Digital image analysis for tumor cellularity and gleason grade to tumor volume analysis in prostate cancer
MetadataShow full item record
PURPOSE: This study was undertaken to compare HALO™ software image analysis measurements of cellularity with visual estimations from the pathologist and to outline a protocol for future experimental determinations of cellularity using HALO™. Secondly, this study investigated the clinically challenging prostate cancers of Gleason score 7 by analyzing a large database of radical prostatectomy (RP) specimens with regard to their Gleason grade composition and percentage tumor volume composition. The importance of these values of tumor cellularity, prostate volume, and tumor volume data were discussed in terms of future diagnostic endeavors. Finally, this study provided a brief background on prostate cancer, prostate cancer epidemiology, digital pathology, and the limitations and difficulties in the technological transition to digital pathology. All work for this study was done at Dana-Farber Cancer Institute (Boston, MA). METHODS: In the first part of this study, histological slides were acquired by radical prostatectomy (RP) and contained 12 tumor foci of varying degrees and sizes. These slides were scanned and imported into the HALO™ image analysis software. The tumor foci, previously demarcated by a pathologist, were annotated by hand in HALO™. An algorithm for image analysis was created by training classifiers to recognize and differentiate between epithelial tissue, stromal tissue, glass, and other. This process was accomplished by classifying 62 regions which were tested for accuracy before becoming the components of an algorithm to analyze the entire annotation layer.
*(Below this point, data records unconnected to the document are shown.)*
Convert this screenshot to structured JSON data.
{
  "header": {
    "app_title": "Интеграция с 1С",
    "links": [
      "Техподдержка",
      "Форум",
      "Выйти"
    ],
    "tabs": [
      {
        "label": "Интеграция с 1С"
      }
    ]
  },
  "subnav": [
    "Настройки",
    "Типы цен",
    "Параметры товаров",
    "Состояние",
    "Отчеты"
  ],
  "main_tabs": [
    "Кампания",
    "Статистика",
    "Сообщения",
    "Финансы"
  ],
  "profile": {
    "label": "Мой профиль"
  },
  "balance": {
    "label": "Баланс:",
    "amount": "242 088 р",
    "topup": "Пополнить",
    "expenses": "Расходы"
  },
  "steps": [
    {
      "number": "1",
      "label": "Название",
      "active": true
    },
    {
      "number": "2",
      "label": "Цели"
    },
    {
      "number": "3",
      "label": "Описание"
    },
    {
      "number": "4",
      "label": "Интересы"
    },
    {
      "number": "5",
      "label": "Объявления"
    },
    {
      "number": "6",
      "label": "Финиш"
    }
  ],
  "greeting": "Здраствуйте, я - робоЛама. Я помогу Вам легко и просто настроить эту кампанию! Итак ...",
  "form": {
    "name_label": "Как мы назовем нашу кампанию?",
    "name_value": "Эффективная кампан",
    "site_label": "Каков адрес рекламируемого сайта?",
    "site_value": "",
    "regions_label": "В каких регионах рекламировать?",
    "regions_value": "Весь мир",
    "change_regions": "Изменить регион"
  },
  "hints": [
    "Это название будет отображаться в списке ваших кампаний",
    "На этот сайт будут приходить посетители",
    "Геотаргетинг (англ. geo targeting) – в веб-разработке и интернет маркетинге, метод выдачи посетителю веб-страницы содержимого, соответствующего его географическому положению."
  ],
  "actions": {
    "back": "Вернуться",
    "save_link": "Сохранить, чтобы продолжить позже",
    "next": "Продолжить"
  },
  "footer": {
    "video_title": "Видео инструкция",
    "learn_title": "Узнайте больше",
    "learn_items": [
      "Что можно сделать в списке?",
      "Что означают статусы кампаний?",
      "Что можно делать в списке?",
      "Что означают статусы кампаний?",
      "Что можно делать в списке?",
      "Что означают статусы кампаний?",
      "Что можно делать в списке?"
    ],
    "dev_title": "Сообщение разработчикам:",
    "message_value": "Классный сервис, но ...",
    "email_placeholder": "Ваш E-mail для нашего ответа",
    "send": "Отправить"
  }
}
Each tumor focus was analyzed individually, and the results were exported into Microsoft® Excel from which relevant data were extracted. Cellularity was calculated by the percentage of tumor area that the algorithm characterized as epithelial. Cellularity values derived from HALO™ measurements for each tumor focus were compared with the visual estimations of cellularity provided by the pathologist using Pearson's correlation analysis. In the second part of this study, a database of 1386 slides containing tumors with Gleason scores between 6 and 9 was compiled from 140 RP cases. The average percentages of Gleason grades 3, 4, and 5 in each case were determined. The percentage of each slide that was occupied by the tumor was also averaged for each case, yielding an average percentage of tumor volume for each case. The average Gleason grade 3, 4, or 5 percentage for each case was plotted against the associated average tumor volume percentage of that case. The cases of Gleason score 7 (3+4, 4+3) were then isolated and plotted in a similar manner. Pearson’s correlation analysis was used to determine the degree of linear correlation between the two variables in each plot. Results: In the first part of this study, a statistically significant positive correlation between the cellularity estimations of the pathologist and the HALO™ cellularity measurements was found (r = 0.92, p < 0.01, n =12). In the second part of this study, there was a statistically significant negative correlation between average Gleason grade 3 percentage per case and average tumor volume percentage per case (r = -0.55, p <0.001, n = 140). There was also a statistically significant positive correlation between average Gleason grade 4 percentage per case and average tumor volume percentage per case (r = 0.55, p <0.001, n = 140). After slides containing Gleason score 6 (3+3) tumor were removed from the data, a statistically significant negative correlation remained between average Gleason grade 3 percentage per case and average tumor volume percentage per case (r = -0.51, p <0.001, n = 78), and a statistically significant positive correlation remained between average Gleason grade 4 percentage per case and average tumor volume percentage per case (r = 0.5, p <0.001, n = 101). A statistically significant relationship between average Gleason grade 5 percentage and average tumor volume percentage was not found (r = 0.32, p = 0.14, n = 23). CONCLUSIONS: In the first part of this study, the strong positive correlation between HALO™ cellularity values and visual estimations by the pathologist suggests that image analysis may be an effective tool for determining cellularity in digital histological images. More research using larger sample sizes is recommended to further validate the correlation between algorithm-derived cellularity from HALO™ and visual estimation by the pathologist. In the second part of this study, it appears that the volume of prostate tumors of Gleason score 7 may have prognostic power, considering that an increased percentage composition of Gleason grade 4 correlated with larger tumor volumes. Because this result may have significant clinical implications, further research specifically on tumors of Gleason score 7 is suggested to verify this relationship.